• **WHAT NEEDS TO BE DONE**
Leaving the pictures aside, return all of the data below exactly.

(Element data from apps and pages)
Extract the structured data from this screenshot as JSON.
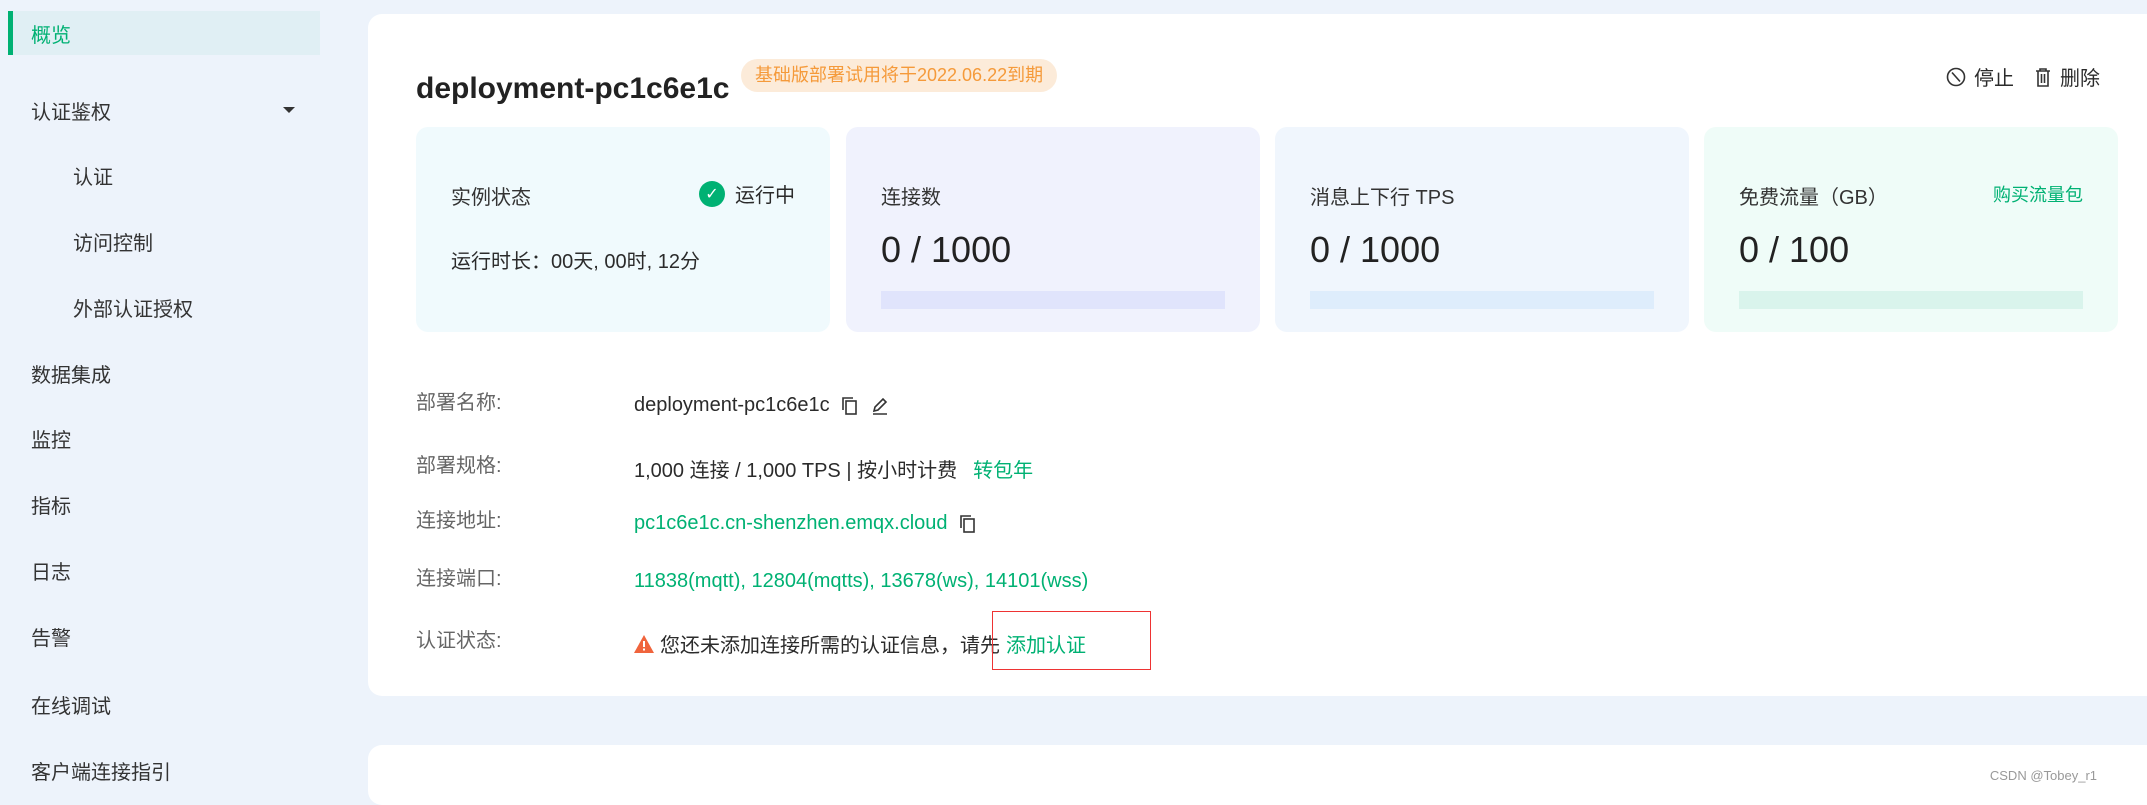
{
  "sidebar": {
    "items": [
      {
        "label": "概览",
        "active": true
      },
      {
        "label": "认证鉴权",
        "expanded": true
      },
      {
        "label": "认证"
      },
      {
        "label": "访问控制"
      },
      {
        "label": "外部认证授权"
      },
      {
        "label": "数据集成"
      },
      {
        "label": "监控"
      },
      {
        "label": "指标"
      },
      {
        "label": "日志"
      },
      {
        "label": "告警"
      },
      {
        "label": "在线调试"
      },
      {
        "label": "客户端连接指引"
      }
    ]
  },
  "header": {
    "title": "deployment-pc1c6e1c",
    "badge": "基础版部署试用将于2022.06.22到期",
    "stop_label": "停止",
    "delete_label": "删除"
  },
  "stats": {
    "status": {
      "label": "实例状态",
      "value": "运行中",
      "uptime": "运行时长：00天, 00时, 12分"
    },
    "connections": {
      "label": "连接数",
      "value": "0 / 1000",
      "fill": 0
    },
    "tps": {
      "label": "消息上下行 TPS",
      "value": "0 / 1000",
      "fill": 0
    },
    "traffic": {
      "label": "免费流量（GB）",
      "value": "0 / 100",
      "fill": 0,
      "action": "购买流量包"
    }
  },
  "details": {
    "name": {
      "label": "部署名称:",
      "value": "deployment-pc1c6e1c"
    },
    "spec": {
      "label": "部署规格:",
      "value": "1,000 连接 / 1,000 TPS | 按小时计费",
      "action": "转包年"
    },
    "address": {
      "label": "连接地址:",
      "value": "pc1c6e1c.cn-shenzhen.emqx.cloud"
    },
    "ports": {
      "label": "连接端口:",
      "value": "11838(mqtt), 12804(mqtts), 13678(ws), 14101(wss)"
    },
    "auth": {
      "label": "认证状态:",
      "warning": "您还未添加连接所需的认证信息，请先",
      "action": "添加认证"
    }
  },
  "watermark": "CSDN @Tobey_r1",
  "colors": {
    "accent": "#00b173",
    "warning": "#f0643c",
    "badge_text": "#f59a3a"
  }
}
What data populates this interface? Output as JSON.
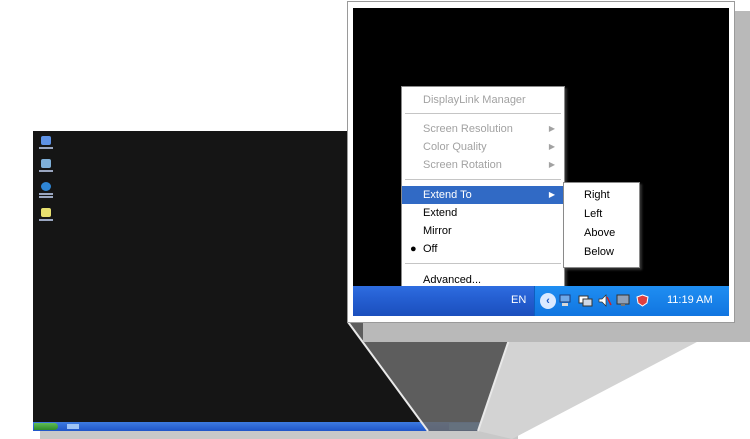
{
  "context_menu": {
    "title": "DisplayLink Manager",
    "settings": [
      {
        "label": "Screen Resolution",
        "disabled": true
      },
      {
        "label": "Color Quality",
        "disabled": true
      },
      {
        "label": "Screen Rotation",
        "disabled": true
      }
    ],
    "modes": [
      {
        "label": "Extend To",
        "selected": true
      },
      {
        "label": "Extend"
      },
      {
        "label": "Mirror"
      },
      {
        "label": "Off",
        "checked": true
      }
    ],
    "advanced": "Advanced..."
  },
  "submenu": {
    "items": [
      "Right",
      "Left",
      "Above",
      "Below"
    ]
  },
  "taskbar": {
    "language": "EN",
    "clock": "11:19 AM",
    "tray_icons": [
      "show-hidden-icon",
      "network-icon",
      "displaylink-icon",
      "volume-icon",
      "monitor-icon",
      "security-icon"
    ]
  },
  "small_desktop": {
    "icons": [
      "my-computer-icon",
      "documents-icon",
      "internet-explorer-icon",
      "recycle-bin-icon"
    ]
  },
  "colors": {
    "taskbar_blue": "#255fd2",
    "tray_blue": "#1f8ef2",
    "menu_highlight": "#316ac5",
    "start_green": "#3a9a33"
  }
}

• **ANSWER SECTION**
Extract the structured data from this screenshot as JSON.
{
  "sidebar": {
    "items": [
      {
        "label": "概览",
        "active": true
      },
      {
        "label": "认证鉴权",
        "expanded": true
      },
      {
        "label": "认证"
      },
      {
        "label": "访问控制"
      },
      {
        "label": "外部认证授权"
      },
      {
        "label": "数据集成"
      },
      {
        "label": "监控"
      },
      {
        "label": "指标"
      },
      {
        "label": "日志"
      },
      {
        "label": "告警"
      },
      {
        "label": "在线调试"
      },
      {
        "label": "客户端连接指引"
      }
    ]
  },
  "header": {
    "title": "deployment-pc1c6e1c",
    "badge": "基础版部署试用将于2022.06.22到期",
    "stop_label": "停止",
    "delete_label": "删除"
  },
  "stats": {
    "status": {
      "label": "实例状态",
      "value": "运行中",
      "uptime": "运行时长：00天, 00时, 12分"
    },
    "connections": {
      "label": "连接数",
      "value": "0 / 1000",
      "fill": 0
    },
    "tps": {
      "label": "消息上下行 TPS",
      "value": "0 / 1000",
      "fill": 0
    },
    "traffic": {
      "label": "免费流量（GB）",
      "value": "0 / 100",
      "fill": 0,
      "action": "购买流量包"
    }
  },
  "details": {
    "name": {
      "label": "部署名称:",
      "value": "deployment-pc1c6e1c"
    },
    "spec": {
      "label": "部署规格:",
      "value": "1,000 连接 / 1,000 TPS | 按小时计费",
      "action": "转包年"
    },
    "address": {
      "label": "连接地址:",
      "value": "pc1c6e1c.cn-shenzhen.emqx.cloud"
    },
    "ports": {
      "label": "连接端口:",
      "value": "11838(mqtt), 12804(mqtts), 13678(ws), 14101(wss)"
    },
    "auth": {
      "label": "认证状态:",
      "warning": "您还未添加连接所需的认证信息，请先",
      "action": "添加认证"
    }
  },
  "watermark": "CSDN @Tobey_r1",
  "colors": {
    "accent": "#00b173",
    "warning": "#f0643c",
    "badge_text": "#f59a3a"
  }
}
What data populates this interface? Output as JSON.
{
  "context_menu": {
    "title": "DisplayLink Manager",
    "settings": [
      {
        "label": "Screen Resolution",
        "disabled": true
      },
      {
        "label": "Color Quality",
        "disabled": true
      },
      {
        "label": "Screen Rotation",
        "disabled": true
      }
    ],
    "modes": [
      {
        "label": "Extend To",
        "selected": true
      },
      {
        "label": "Extend"
      },
      {
        "label": "Mirror"
      },
      {
        "label": "Off",
        "checked": true
      }
    ],
    "advanced": "Advanced..."
  },
  "submenu": {
    "items": [
      "Right",
      "Left",
      "Above",
      "Below"
    ]
  },
  "taskbar": {
    "language": "EN",
    "clock": "11:19 AM",
    "tray_icons": [
      "show-hidden-icon",
      "network-icon",
      "displaylink-icon",
      "volume-icon",
      "monitor-icon",
      "security-icon"
    ]
  },
  "small_desktop": {
    "icons": [
      "my-computer-icon",
      "documents-icon",
      "internet-explorer-icon",
      "recycle-bin-icon"
    ]
  },
  "colors": {
    "taskbar_blue": "#255fd2",
    "tray_blue": "#1f8ef2",
    "menu_highlight": "#316ac5",
    "start_green": "#3a9a33"
  }
}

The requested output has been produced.